Exercise aim: Within these entries, which lines include the string "Avenida"? Copy each one.

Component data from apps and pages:
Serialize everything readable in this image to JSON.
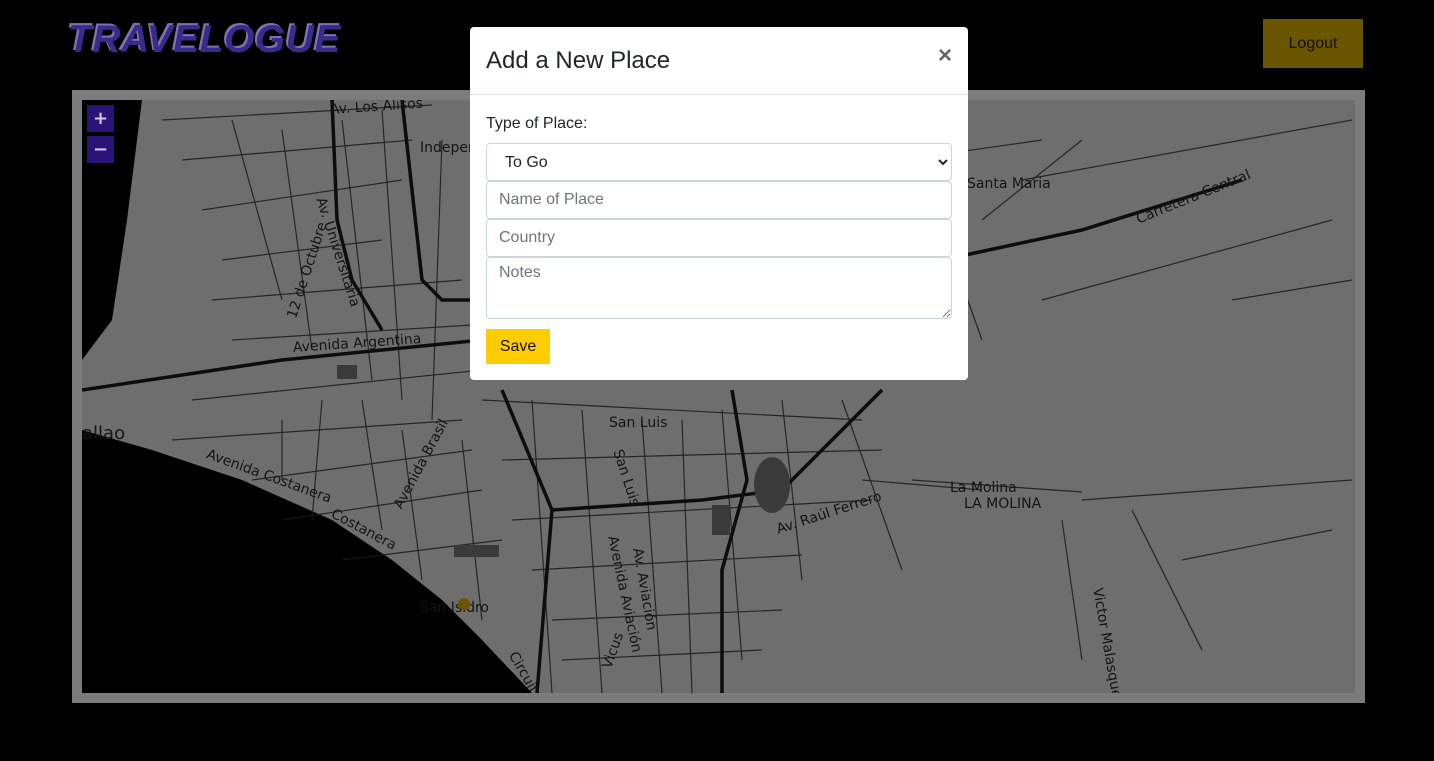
{
  "header": {
    "brand": "TRAVELOGUE",
    "logout_label": "Logout"
  },
  "map": {
    "zoom_in": "+",
    "zoom_out": "−",
    "labels": {
      "los_alisos": "Av. Los Alisos",
      "indep": "Indeper",
      "universitaria": "Av. Universitaria",
      "octubre": "12 de Octubre",
      "argentina": "Avenida Argentina",
      "santa_maria": "Santa Maria",
      "carretera": "Carretera Central",
      "callao": "allao",
      "costanera_av": "Avenida Costanera",
      "costanera": "Costanera",
      "brasil": "Avenida Brasil",
      "san_luis": "San Luis",
      "san_luis_road": "San Luis",
      "aviacion": "Av. Aviación",
      "aviacion2": "Avenida Aviación",
      "raul_ferrero": "Av. Raúl Ferrero",
      "la_molina": "La Molina",
      "la_molina_caps": "LA MOLINA",
      "victor": "Victor Malasquez",
      "san_isidro": "San Isidro",
      "circuito": "Circuito",
      "vicus": "Vicus"
    }
  },
  "modal": {
    "title": "Add a New Place",
    "close": "×",
    "type_label": "Type of Place:",
    "type_value": "To Go",
    "name_placeholder": "Name of Place",
    "country_placeholder": "Country",
    "notes_placeholder": "Notes",
    "save_label": "Save"
  }
}
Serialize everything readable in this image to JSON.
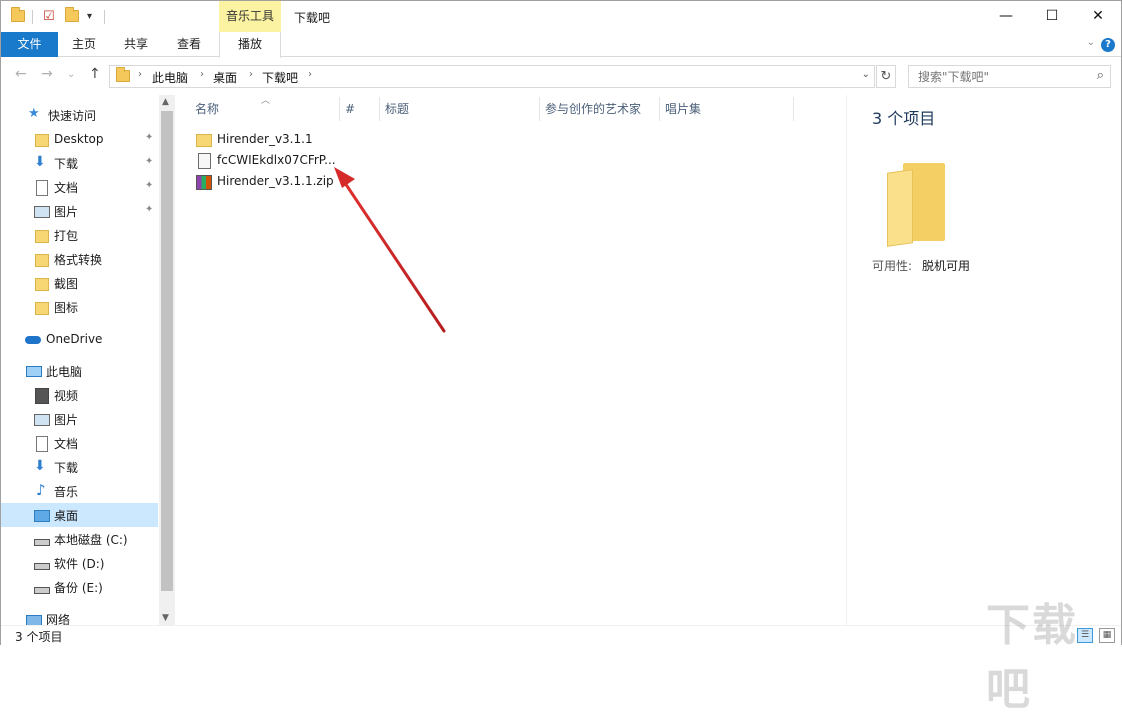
{
  "titlebar": {
    "context_tab": "音乐工具",
    "title": "下载吧",
    "min": "—",
    "max": "☐",
    "close": "✕"
  },
  "ribbon": {
    "tabs": [
      "文件",
      "主页",
      "共享",
      "查看",
      "播放"
    ],
    "help": "?"
  },
  "address": {
    "crumbs": [
      "此电脑",
      "桌面",
      "下载吧"
    ],
    "search_placeholder": "搜索\"下载吧\""
  },
  "sidebar": {
    "items": [
      {
        "label": "快速访问",
        "icon": "star-icon"
      },
      {
        "label": "Desktop",
        "icon": "folder-icon",
        "pinned": true
      },
      {
        "label": "下载",
        "icon": "download-icon",
        "pinned": true
      },
      {
        "label": "文档",
        "icon": "document-icon",
        "pinned": true
      },
      {
        "label": "图片",
        "icon": "picture-icon",
        "pinned": true
      },
      {
        "label": "打包",
        "icon": "folder-icon"
      },
      {
        "label": "格式转换",
        "icon": "folder-icon"
      },
      {
        "label": "截图",
        "icon": "folder-icon"
      },
      {
        "label": "图标",
        "icon": "folder-icon"
      },
      {
        "label": "OneDrive",
        "icon": "cloud-icon"
      },
      {
        "label": "此电脑",
        "icon": "computer-icon"
      },
      {
        "label": "视频",
        "icon": "video-icon"
      },
      {
        "label": "图片",
        "icon": "picture-icon"
      },
      {
        "label": "文档",
        "icon": "document-icon"
      },
      {
        "label": "下载",
        "icon": "download-icon"
      },
      {
        "label": "音乐",
        "icon": "music-icon"
      },
      {
        "label": "桌面",
        "icon": "desktop-icon",
        "selected": true
      },
      {
        "label": "本地磁盘 (C:)",
        "icon": "drive-icon"
      },
      {
        "label": "软件 (D:)",
        "icon": "drive-icon"
      },
      {
        "label": "备份 (E:)",
        "icon": "drive-icon"
      },
      {
        "label": "网络",
        "icon": "network-icon"
      }
    ]
  },
  "columns": [
    "名称",
    "#",
    "标题",
    "参与创作的艺术家",
    "唱片集"
  ],
  "files": [
    {
      "name": "Hirender_v3.1.1",
      "type": "folder"
    },
    {
      "name": "fcCWIEkdlx07CFrP...",
      "type": "file"
    },
    {
      "name": "Hirender_v3.1.1.zip",
      "type": "zip"
    }
  ],
  "preview": {
    "count": "3 个项目",
    "availability_label": "可用性:",
    "availability_value": "脱机可用"
  },
  "status": {
    "count": "3 个项目"
  },
  "watermark": "下载吧",
  "colors": {
    "accent": "#1979ca",
    "context_tab_bg": "#fbf3a1",
    "selection": "#cce8ff",
    "annotation_arrow": "#d42a2a"
  }
}
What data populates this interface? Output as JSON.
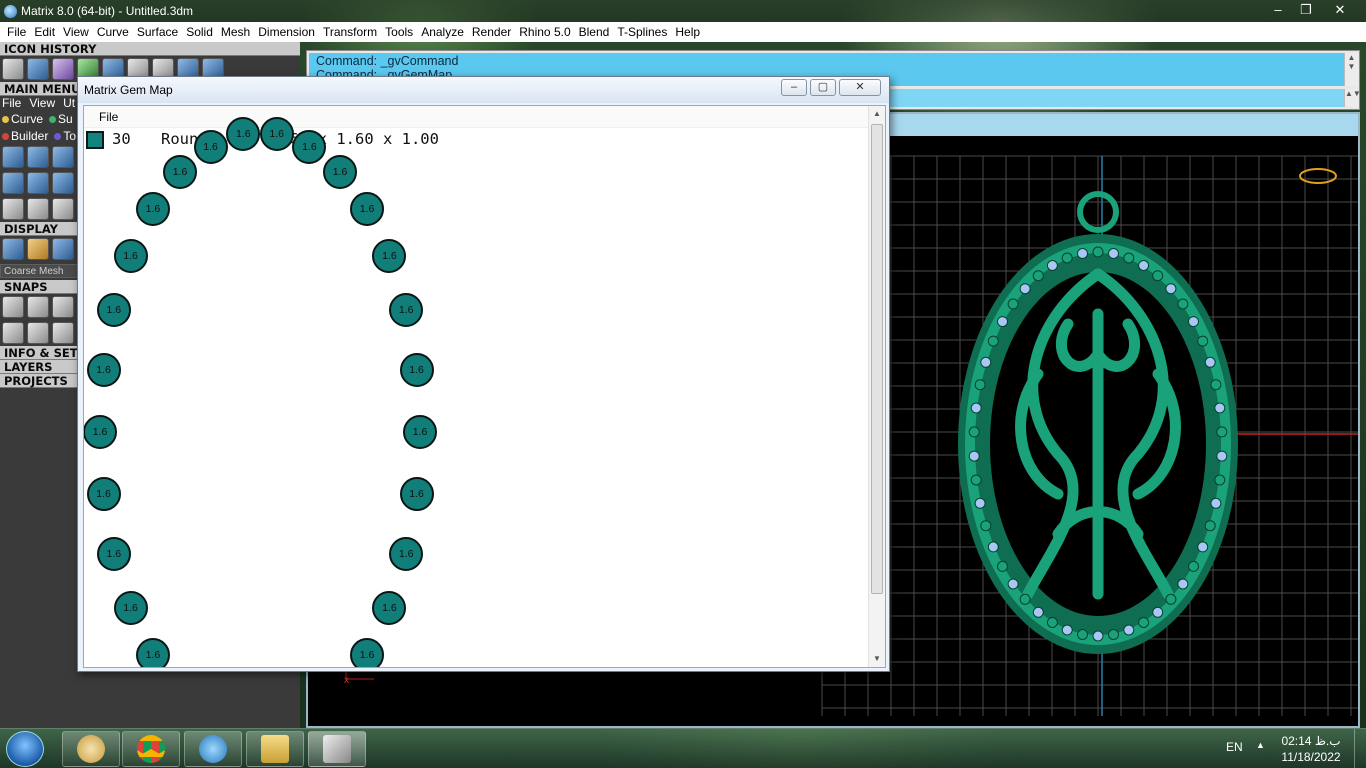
{
  "app": {
    "title": "Matrix 8.0 (64-bit) - Untitled.3dm",
    "window_controls": [
      "–",
      "❐",
      "✕"
    ]
  },
  "menubar": [
    "File",
    "Edit",
    "View",
    "Curve",
    "Surface",
    "Solid",
    "Mesh",
    "Dimension",
    "Transform",
    "Tools",
    "Analyze",
    "Render",
    "Rhino 5.0",
    "Blend",
    "T-Splines",
    "Help"
  ],
  "left_panel": {
    "icon_history": "ICON HISTORY",
    "main_menu": "MAIN MENU",
    "mini_menu": [
      "File",
      "View",
      "Ut"
    ],
    "categories_row1": [
      {
        "label": "Curve",
        "color": "#e6c34a"
      },
      {
        "label": "Su",
        "color": "#3db56a"
      }
    ],
    "categories_row2": [
      {
        "label": "Builder",
        "color": "#d8443a"
      },
      {
        "label": "To",
        "color": "#6b5bd6"
      }
    ],
    "display": "DISPLAY",
    "coarse_mesh": "Coarse Mesh",
    "snaps": "SNAPS",
    "info": "INFO & SET",
    "layers": "LAYERS",
    "projects": "PROJECTS"
  },
  "command": {
    "history_line1": "Command: _gvCommand",
    "history_line2": "Command: _gvGemMap",
    "prompt": "Command:"
  },
  "viewport": {
    "axis_label": "x",
    "colors": {
      "model": "#1aa37a",
      "stones": "#a9c7f5",
      "grid": "#4a4a4a",
      "axis": "#c62020"
    }
  },
  "gem_map": {
    "title": "Matrix Gem Map",
    "menu_file": "File",
    "count": "30",
    "shape": "Round",
    "size": "1.60 x 1.60 x 1.00",
    "gem_color": "#127e79",
    "gem_label": "1.6"
  },
  "taskbar": {
    "apps": [
      "paint-icon",
      "chrome-icon",
      "v8-icon",
      "explorer-icon",
      "matrix-icon"
    ],
    "lang": "EN",
    "time": "02:14 ب.ظ",
    "date": "11/18/2022"
  }
}
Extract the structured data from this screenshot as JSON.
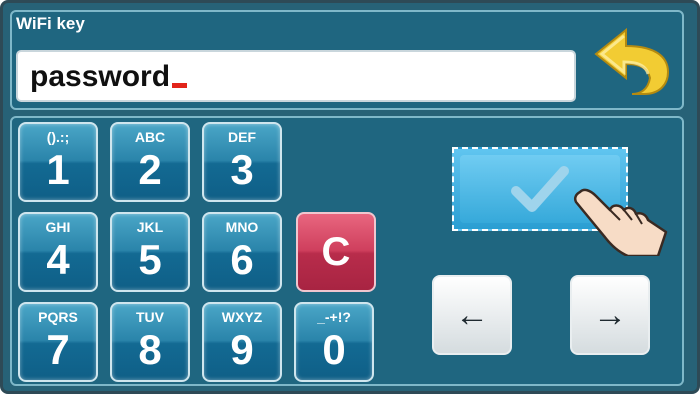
{
  "header": {
    "title": "WiFi key",
    "input_value": "password"
  },
  "keypad": {
    "keys": [
      {
        "digit": "1",
        "letters": "().:;"
      },
      {
        "digit": "2",
        "letters": "ABC"
      },
      {
        "digit": "3",
        "letters": "DEF"
      },
      {
        "digit": "4",
        "letters": "GHI"
      },
      {
        "digit": "5",
        "letters": "JKL"
      },
      {
        "digit": "6",
        "letters": "MNO"
      },
      {
        "digit": "7",
        "letters": "PQRS"
      },
      {
        "digit": "8",
        "letters": "TUV"
      },
      {
        "digit": "9",
        "letters": "WXYZ"
      },
      {
        "digit": "0",
        "letters": "_-+!?"
      }
    ],
    "clear_label": "C"
  },
  "nav": {
    "left_arrow": "←",
    "right_arrow": "→"
  },
  "icons": {
    "back": "back-arrow-icon",
    "confirm": "checkmark-icon",
    "hand": "pointing-hand-icon"
  },
  "colors": {
    "panel": "#1f6680",
    "key": "#2a84aa",
    "clear": "#cf3f5d",
    "confirm": "#3aaedd",
    "caret": "#e2241a",
    "back_arrow": "#f2cc33"
  }
}
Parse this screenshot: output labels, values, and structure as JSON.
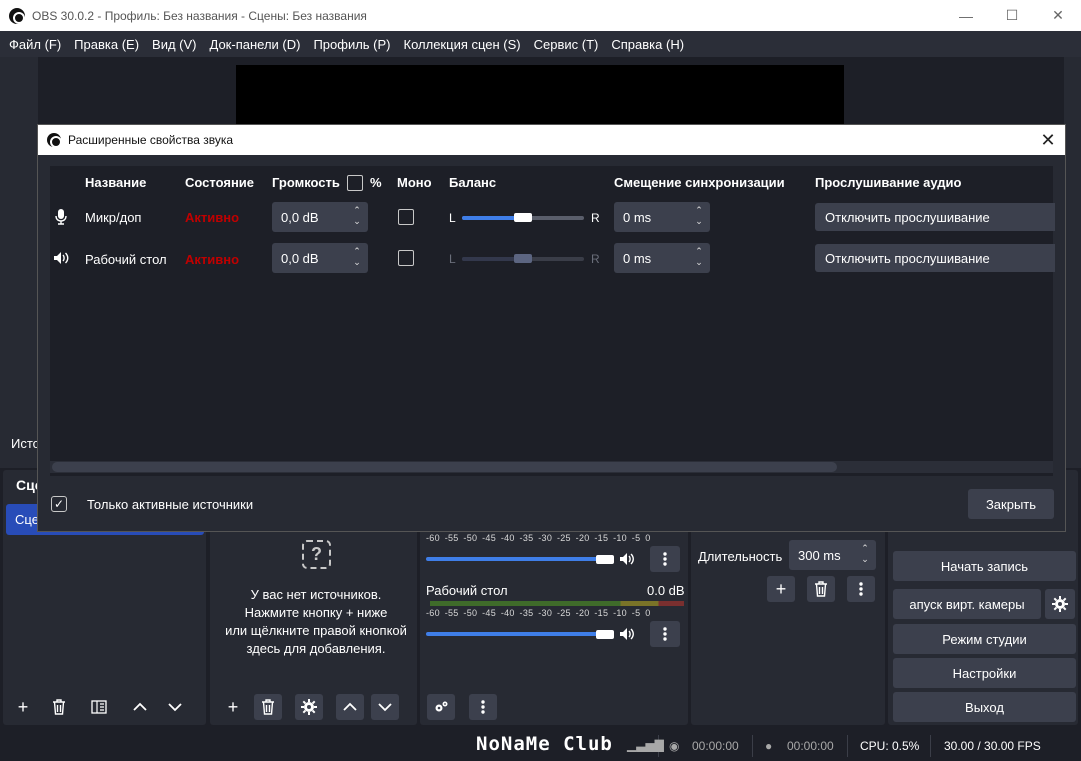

Result below:
      "argentina": "Avenida Argentina",
      "costanera_av": "Avenida Costanera",
      "brasil": "Avenida Brasil",
      "aviacion2": "Avenida Aviación",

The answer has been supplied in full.